━━━━━ Task input
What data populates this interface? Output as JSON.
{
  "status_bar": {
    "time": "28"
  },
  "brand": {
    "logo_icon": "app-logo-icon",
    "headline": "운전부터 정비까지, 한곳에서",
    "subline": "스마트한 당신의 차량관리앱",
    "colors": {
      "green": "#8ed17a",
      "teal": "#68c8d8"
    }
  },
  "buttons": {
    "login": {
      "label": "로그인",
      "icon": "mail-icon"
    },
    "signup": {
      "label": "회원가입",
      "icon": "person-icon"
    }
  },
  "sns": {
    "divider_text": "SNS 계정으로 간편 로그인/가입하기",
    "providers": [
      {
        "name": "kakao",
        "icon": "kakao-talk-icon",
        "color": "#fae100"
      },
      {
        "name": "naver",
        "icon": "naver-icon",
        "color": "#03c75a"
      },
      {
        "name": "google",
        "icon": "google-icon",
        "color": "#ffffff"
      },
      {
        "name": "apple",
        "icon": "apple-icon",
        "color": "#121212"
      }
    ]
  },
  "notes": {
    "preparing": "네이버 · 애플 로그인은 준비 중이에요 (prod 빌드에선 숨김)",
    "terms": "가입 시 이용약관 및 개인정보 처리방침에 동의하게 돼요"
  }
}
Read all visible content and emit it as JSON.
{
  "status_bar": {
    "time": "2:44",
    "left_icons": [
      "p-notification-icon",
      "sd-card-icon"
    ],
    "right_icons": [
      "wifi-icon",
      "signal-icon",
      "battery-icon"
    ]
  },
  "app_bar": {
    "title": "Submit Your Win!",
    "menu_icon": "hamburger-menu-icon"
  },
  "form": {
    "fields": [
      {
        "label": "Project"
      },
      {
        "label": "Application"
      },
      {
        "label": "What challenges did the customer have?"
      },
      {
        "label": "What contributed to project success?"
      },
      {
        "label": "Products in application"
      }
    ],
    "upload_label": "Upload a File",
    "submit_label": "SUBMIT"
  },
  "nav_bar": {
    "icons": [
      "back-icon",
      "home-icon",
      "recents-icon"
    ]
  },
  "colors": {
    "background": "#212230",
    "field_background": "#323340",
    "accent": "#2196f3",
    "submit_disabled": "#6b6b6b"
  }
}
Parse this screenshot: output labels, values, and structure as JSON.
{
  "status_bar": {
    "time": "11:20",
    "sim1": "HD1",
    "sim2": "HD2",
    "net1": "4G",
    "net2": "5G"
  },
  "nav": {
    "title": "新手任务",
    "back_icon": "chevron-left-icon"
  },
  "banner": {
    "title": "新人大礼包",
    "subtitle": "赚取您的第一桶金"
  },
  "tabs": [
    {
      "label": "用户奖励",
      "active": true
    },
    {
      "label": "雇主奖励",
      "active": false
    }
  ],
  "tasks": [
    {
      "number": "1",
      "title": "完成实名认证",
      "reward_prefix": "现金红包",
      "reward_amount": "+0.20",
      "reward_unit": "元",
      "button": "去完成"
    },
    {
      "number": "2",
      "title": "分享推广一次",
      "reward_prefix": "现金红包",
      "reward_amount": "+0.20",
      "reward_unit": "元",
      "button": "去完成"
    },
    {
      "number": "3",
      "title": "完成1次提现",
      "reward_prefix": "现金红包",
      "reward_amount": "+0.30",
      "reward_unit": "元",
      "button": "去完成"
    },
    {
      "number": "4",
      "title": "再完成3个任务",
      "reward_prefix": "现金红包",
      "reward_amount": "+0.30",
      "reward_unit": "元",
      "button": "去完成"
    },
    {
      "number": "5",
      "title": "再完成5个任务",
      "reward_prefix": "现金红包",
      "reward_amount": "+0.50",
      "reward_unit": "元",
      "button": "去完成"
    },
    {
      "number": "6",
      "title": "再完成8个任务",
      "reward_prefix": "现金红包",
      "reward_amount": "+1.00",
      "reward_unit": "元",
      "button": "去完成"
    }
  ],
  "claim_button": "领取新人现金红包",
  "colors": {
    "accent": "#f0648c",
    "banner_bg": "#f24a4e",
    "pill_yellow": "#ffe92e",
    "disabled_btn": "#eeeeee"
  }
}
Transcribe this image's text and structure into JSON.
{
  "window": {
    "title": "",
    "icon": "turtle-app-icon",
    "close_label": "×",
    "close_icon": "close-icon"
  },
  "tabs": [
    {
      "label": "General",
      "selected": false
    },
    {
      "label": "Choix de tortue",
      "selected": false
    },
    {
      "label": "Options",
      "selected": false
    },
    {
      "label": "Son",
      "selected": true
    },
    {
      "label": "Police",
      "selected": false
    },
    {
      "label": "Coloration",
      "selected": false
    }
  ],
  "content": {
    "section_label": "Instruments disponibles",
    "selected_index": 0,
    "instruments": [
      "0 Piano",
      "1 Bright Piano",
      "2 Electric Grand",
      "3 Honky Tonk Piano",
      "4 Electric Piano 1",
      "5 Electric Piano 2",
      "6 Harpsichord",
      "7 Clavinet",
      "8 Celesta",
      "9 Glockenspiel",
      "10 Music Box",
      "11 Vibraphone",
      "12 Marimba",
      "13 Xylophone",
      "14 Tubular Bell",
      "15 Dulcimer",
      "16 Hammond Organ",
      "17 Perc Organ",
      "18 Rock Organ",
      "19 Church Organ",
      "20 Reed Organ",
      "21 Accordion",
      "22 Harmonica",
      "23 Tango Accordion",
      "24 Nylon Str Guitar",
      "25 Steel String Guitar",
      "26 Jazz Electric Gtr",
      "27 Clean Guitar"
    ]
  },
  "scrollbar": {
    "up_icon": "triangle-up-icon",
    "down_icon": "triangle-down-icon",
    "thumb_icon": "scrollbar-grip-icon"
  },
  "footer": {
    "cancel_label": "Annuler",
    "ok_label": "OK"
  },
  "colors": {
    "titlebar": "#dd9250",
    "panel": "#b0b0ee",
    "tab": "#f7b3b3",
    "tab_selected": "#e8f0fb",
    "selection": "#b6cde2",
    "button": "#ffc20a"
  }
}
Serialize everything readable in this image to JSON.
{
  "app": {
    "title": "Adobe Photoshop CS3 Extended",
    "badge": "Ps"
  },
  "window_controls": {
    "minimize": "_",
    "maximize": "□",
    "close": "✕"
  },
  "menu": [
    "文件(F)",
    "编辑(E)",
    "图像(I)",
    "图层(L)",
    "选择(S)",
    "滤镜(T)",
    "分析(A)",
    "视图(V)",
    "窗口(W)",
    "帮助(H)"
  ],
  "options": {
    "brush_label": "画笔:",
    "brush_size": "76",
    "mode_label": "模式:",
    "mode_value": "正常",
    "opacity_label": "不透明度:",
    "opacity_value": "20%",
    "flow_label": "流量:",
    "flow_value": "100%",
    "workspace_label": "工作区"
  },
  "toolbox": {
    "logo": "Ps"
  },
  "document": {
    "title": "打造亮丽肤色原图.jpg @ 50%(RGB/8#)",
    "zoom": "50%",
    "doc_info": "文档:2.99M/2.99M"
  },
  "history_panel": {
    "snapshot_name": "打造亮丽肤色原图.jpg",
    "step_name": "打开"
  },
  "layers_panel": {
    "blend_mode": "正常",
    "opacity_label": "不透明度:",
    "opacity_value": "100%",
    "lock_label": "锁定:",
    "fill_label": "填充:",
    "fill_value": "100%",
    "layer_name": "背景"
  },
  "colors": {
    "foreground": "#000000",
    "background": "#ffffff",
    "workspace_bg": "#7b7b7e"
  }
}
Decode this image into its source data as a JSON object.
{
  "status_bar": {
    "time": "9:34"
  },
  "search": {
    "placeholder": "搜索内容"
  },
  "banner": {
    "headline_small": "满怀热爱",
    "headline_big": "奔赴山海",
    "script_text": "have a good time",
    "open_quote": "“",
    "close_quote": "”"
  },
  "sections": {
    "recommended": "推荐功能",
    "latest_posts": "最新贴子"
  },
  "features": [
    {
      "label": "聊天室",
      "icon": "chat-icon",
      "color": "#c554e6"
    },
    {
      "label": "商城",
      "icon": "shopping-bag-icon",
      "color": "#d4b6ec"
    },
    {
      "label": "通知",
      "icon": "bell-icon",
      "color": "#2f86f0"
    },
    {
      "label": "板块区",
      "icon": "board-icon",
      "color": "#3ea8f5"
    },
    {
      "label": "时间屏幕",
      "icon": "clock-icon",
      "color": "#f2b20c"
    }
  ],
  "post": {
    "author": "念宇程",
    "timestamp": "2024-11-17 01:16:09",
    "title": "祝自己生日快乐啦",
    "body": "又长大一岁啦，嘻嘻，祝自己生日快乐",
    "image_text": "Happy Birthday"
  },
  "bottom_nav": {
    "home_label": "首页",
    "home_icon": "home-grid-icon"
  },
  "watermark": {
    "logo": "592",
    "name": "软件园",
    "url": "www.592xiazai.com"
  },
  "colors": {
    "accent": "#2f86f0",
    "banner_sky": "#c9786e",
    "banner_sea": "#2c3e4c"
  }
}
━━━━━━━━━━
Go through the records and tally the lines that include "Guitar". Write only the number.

▸ Answer
3